What were you doing August 23rd? It was a Monday if that helps. I was settling in at work waiting for a file to download and navigated to the New York Times (NYT) website to ease into the workweek as I sipped on my cup of coffee. Since I live in a self-imposed, cable-less bubble and August 2010 was particularly busy for me, I read the NYT and learned for the first time about the Chilean miners’ incident. On August 22nd, the drilling teams made initial contact with the men. On August 23rd, my chin hit my desk. It whacked the desk again and again as I read that the men had survived underground for 17 days and that the best projections from experts anticipated that they would be able to rescue the 33 men no sooner than Christmas (142 days since the initial collapse).
I am not a big fan of space or deep sea exploration. Watching the IMAX film about the discovery of the Titanic in the third grade made me queasy. The fact that the pressure per square inch in the deep blue sea can be so significant that it could bend a human in half 1,000 times over is ridiculously scary to me. If we ever get to the point where the United Federation of Planets is pulling in starships down to Earth so we can flee to Mars, I’ll be staying put. I’ve always liked earth and by that, I mean land. Reading about the Chilean miners trapped more than a mile underground led me to refine my preference: I like earth, and by that, I mean being on top of land. In consideration of all of these preferences, it would be an understatement to say that I was distraught for the miners. I can barely wait for Amazon’s 3-5 day standard shipping. How would these men last for 142 days underground – just waiting for something that might not happen?
Well, in my infinite wisdom and maturity, I “forgot” about the miners. No sooner had I read about their plight than I fell back in my normal routine about being annoyed over trivial things like Glee not issuing an album to accompany the start of the second season and rejoicing in finding 3 gallon compost bags at Target (the 2 gallon bags really are too small). My prayers were consumed with requests for “easy” work weeks, manageable traffic, and for Howard Schultz to extend the Starbucks treat receipt promotion for just a few more weeks.
A couple weeks ago, my casual perusal of NYT again led me to a story about the miners. This time, however, there was good news! One of the drills (evidently there were three of them?) had made it through the layers of rock and matter and the rescue was considerably ahead of schedule. With the announcement of good news and the perceived assurance that a successful rescue was in the bag, I was glued to the developing story. I read about the families who had camped out for the 68 days since the mine’s collapse creating a place called Camp Hope. I learned that experts from around the world had joined forces to care for and rescue the men underground. With the promise of success, I was able to invest in the rescue filled with hope. On October 12th, when the miners began to emerge from the mining shaft, I was visiting the NYT’s website hourly announcing the count of the rescued men.

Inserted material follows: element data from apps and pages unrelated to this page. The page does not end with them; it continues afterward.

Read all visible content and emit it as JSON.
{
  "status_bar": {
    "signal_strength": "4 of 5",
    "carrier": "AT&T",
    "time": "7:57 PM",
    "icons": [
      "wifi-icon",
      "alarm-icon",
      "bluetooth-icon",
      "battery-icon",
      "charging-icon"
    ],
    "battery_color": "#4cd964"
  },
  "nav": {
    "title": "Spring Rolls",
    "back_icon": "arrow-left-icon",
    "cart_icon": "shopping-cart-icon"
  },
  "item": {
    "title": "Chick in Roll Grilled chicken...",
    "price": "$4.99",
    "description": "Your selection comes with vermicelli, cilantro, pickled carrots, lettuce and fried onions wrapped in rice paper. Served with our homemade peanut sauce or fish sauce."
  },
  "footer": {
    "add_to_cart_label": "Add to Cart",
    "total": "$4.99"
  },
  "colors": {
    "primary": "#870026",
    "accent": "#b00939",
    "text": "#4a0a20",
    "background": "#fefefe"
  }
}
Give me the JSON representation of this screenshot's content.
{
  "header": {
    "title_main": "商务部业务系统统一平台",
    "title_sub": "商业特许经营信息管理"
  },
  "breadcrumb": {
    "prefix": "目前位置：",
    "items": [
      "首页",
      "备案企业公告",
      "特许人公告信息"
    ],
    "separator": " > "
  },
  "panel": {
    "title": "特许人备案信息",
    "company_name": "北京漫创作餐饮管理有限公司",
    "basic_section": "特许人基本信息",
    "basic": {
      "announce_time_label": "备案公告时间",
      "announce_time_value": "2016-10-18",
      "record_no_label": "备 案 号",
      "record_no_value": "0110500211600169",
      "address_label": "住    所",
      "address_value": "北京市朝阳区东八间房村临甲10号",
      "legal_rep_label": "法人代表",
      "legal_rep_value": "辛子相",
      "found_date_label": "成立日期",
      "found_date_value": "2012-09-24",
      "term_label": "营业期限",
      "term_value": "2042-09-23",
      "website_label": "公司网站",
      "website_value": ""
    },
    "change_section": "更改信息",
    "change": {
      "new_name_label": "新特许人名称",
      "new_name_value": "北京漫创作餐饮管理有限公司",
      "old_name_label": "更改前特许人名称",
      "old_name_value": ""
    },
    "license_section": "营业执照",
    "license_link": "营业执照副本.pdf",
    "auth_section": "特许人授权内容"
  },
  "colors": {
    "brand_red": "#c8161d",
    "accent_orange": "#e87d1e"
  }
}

Finally, at 6:30 PM, I was able to hit “refresh” and see that all men had been rescued safely.
At the time, I remember praising Jesus for all that He had done. I thanked Him for creating the earth even though it had caved in on the miners. I thanked him for the miners’ perseverance as they waited without contact for the 17 days not knowing if they would be found and then waited 68 days waiting for their rescue. I thanked Jesus for designing us to have families and for those who had prayed, hoped, and encouraged their loved ones. I thanked Him for giving men and women wisdom and for blessing all of the parties involved for their brilliance and diligence in expediting the rescue mission. I thanked Jesus for money and for it being readily available to bring the men to safety. Lastly, I thanked Jesus for the communication mediums He blessed the world with so that we could watch and wait and rejoice together as each man emerged.
One thing that I did not immediately thank Jesus for but want to now is for patience. I am so thankful that the Chilean miners had the patience to hope for a rescue. It was something that I didn’t have between August 23rd and October 9th, the period of time when I fell back in the world populated solely by me. It’s not something I have most of the time when life’s events don’t coincide with my timeline. While the current media has come up with infinite lists of “lessons learned” from the Chilean mining incident, the most significant thing that I have picked up is that “good odds” or “promising prospects” cannot be the kindling for hope. Instead, it’s someone much bigger than that and that someone is Jesus.
Romans 8:24/ Now hope that is seen is not hope. For who hopes for what he sees? But if we hope for what we do not see, we wait for it with patience.